Clostridium difficile is an anaerobic, rod-shaped bacterium with high environmental persistence. It ranks fifth among the most common hospital infections and was long classified as relatively harmless. For more than 30 years, however, this bacterium has now been known to be the pathogen responsible for causing Clostridium difficile-associated diarrhea (CDAD).
Usually, the intestine of healthy persons is colonised with relatively small numbers of the inactive (spore-forming) stage. If a significant part of the natural intestinal flora is destroyed, for example by the use of a broad spectrum antibiotic, Clostridium difficile can multiply without difficulty because of its special resistance properties and the absence of competition from other bacteria.
Spores are an extremely resistant dormant form of certain bacterial species and are formed under unfavourable viability conditions. Bacterial spores are highly dehydrated, show no metabolic activity and are surrounded by a coat giving them effective protection against radiation, chemicals and heat. Bacterial spores are capable of surviving in a germinable state for many months on the surfaces of floors, equipment, instruments and furniture; when viability conditions improve, they can germinate again and multiply.

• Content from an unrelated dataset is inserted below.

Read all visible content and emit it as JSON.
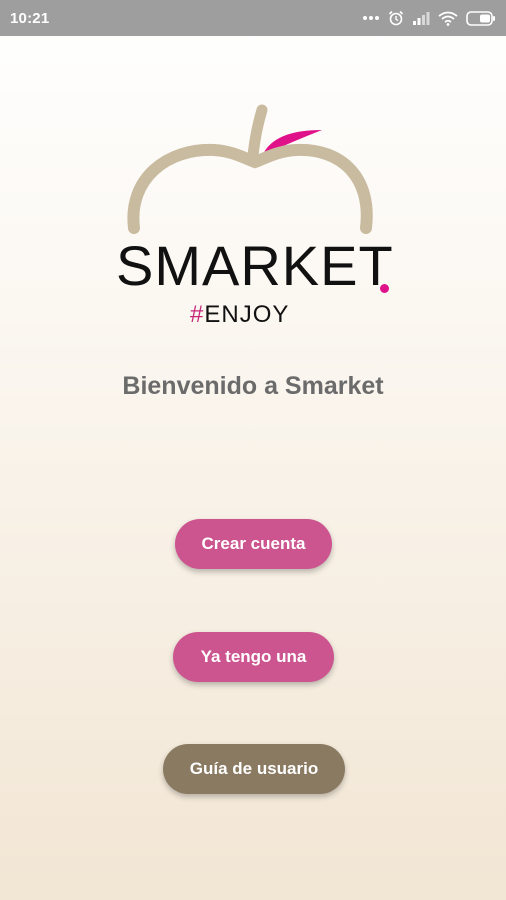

Contaminated hands are one major source of infection: direct contact between physicians, nurses, patients and equipment inevitably becomes a risk without hand washing. Particularly at risk are people with a severely weakened immune system, elderly people or patients requiring chemotherapy, antibiotic therapy or tube feeding. The pathogens are transmitted by the fecal-oral route by direct or indirect contact. The consistent and rapid implementation of hygiene measures by trained personnel is therefore of paramount importance to interrupt the chain of infection.
Because the risks of transmission associated with Clostridium difficile can be virtually eliminated by correct and targeted disinfection measures using effective products and methods. Due to their concentration and when used with the specified exposure time, disinfectants listed by the VAH (Association for Applied Hygiene) have the properties required to kill the vegetative form of the bacterium. Spores of Clostridium difficile can be combated by using sporicidal products, e.g. based on aldehydes, oxygen splitters or certain per-compounds.